Exercise – Collect all lines from the records below that include the word "java".

(Web page and app entries)
########################################

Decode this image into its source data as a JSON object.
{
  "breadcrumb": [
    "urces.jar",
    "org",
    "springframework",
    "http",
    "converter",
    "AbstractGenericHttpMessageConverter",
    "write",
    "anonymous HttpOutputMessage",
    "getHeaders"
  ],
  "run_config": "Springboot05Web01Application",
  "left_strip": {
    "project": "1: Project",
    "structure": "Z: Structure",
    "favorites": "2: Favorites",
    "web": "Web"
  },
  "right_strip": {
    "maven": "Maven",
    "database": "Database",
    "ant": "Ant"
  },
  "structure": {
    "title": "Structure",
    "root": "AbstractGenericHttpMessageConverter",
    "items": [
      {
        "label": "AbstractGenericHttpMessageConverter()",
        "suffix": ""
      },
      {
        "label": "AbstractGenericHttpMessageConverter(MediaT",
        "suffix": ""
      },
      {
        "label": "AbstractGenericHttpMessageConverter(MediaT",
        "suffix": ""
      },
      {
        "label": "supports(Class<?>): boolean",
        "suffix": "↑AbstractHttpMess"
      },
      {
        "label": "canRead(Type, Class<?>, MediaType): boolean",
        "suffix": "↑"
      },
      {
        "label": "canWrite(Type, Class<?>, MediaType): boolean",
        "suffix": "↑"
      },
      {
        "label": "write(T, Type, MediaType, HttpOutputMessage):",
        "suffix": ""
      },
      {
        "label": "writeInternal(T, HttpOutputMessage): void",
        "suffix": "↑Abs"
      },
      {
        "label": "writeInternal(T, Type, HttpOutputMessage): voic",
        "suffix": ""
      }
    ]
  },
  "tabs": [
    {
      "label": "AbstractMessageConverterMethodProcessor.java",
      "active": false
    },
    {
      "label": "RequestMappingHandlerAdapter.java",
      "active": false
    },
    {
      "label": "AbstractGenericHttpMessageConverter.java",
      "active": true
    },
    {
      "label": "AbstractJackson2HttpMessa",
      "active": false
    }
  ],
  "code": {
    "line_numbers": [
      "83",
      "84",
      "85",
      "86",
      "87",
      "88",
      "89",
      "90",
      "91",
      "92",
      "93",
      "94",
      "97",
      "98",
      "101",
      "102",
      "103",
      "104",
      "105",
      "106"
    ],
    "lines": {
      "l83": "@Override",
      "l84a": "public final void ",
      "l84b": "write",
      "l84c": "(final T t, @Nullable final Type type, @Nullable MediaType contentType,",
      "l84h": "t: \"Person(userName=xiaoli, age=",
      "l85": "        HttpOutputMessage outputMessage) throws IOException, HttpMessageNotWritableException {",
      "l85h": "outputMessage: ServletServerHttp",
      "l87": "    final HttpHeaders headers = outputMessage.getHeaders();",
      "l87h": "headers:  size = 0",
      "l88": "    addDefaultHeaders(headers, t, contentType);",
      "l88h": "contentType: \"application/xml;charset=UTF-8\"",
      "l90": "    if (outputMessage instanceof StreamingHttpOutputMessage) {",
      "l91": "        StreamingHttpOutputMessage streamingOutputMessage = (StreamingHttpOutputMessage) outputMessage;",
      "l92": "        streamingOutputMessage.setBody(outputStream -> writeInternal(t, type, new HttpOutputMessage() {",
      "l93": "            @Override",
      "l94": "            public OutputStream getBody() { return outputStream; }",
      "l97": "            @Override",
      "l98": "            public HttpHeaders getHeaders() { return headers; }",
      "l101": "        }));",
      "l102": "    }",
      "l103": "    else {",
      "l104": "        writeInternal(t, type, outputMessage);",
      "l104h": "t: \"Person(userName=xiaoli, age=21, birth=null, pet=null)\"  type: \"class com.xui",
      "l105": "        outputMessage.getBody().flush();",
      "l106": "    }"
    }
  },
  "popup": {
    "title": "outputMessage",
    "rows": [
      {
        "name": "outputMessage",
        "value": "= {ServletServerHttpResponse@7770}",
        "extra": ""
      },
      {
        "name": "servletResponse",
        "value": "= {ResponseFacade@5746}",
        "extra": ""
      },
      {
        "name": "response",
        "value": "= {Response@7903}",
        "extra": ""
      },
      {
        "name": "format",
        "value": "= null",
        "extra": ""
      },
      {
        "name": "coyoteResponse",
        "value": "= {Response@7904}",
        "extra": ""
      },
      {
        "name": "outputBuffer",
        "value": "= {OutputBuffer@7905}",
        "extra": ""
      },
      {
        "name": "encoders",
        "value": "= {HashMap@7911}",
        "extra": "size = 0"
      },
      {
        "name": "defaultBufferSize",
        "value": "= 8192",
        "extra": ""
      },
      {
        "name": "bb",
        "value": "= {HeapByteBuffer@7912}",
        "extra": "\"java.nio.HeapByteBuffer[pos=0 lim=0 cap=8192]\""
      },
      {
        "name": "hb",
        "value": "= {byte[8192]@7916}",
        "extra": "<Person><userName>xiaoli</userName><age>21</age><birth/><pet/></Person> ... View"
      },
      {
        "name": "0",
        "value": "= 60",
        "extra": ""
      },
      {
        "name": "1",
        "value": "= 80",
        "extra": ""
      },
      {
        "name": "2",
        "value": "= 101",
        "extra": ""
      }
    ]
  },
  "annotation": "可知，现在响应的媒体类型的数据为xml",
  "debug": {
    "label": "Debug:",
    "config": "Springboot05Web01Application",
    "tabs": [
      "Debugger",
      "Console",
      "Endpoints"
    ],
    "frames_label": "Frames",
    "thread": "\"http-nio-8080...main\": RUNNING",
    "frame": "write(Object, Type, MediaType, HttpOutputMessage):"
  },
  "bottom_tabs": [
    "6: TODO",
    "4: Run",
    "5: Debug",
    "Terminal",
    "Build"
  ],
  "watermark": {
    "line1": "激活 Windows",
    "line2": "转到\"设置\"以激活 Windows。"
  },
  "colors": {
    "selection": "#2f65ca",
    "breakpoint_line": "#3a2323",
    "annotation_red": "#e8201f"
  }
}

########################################

Written solution –
      "label": "AbstractMessageConverterMethodProcessor.java",
      "label": "RequestMappingHandlerAdapter.java",
      "label": "AbstractGenericHttpMessageConverter.java",
        "extra": "\"java.nio.HeapByteBuffer[pos=0 lim=0 cap=8192]\""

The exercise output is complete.